(WHAT NEEDS TO BE DONE) Report each line from the entries in which "triangle" can be found.

(Items from a dataset)

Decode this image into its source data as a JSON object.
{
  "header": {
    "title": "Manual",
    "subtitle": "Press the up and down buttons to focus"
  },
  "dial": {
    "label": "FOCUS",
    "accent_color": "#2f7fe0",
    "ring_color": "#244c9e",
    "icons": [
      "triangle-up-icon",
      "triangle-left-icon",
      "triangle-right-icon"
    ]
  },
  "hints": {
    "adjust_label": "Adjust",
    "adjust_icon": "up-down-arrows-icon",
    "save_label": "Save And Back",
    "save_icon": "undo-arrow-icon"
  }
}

(PROBLEM SOLUTION)
      "triangle-up-icon",
      "triangle-left-icon",
      "triangle-right-icon"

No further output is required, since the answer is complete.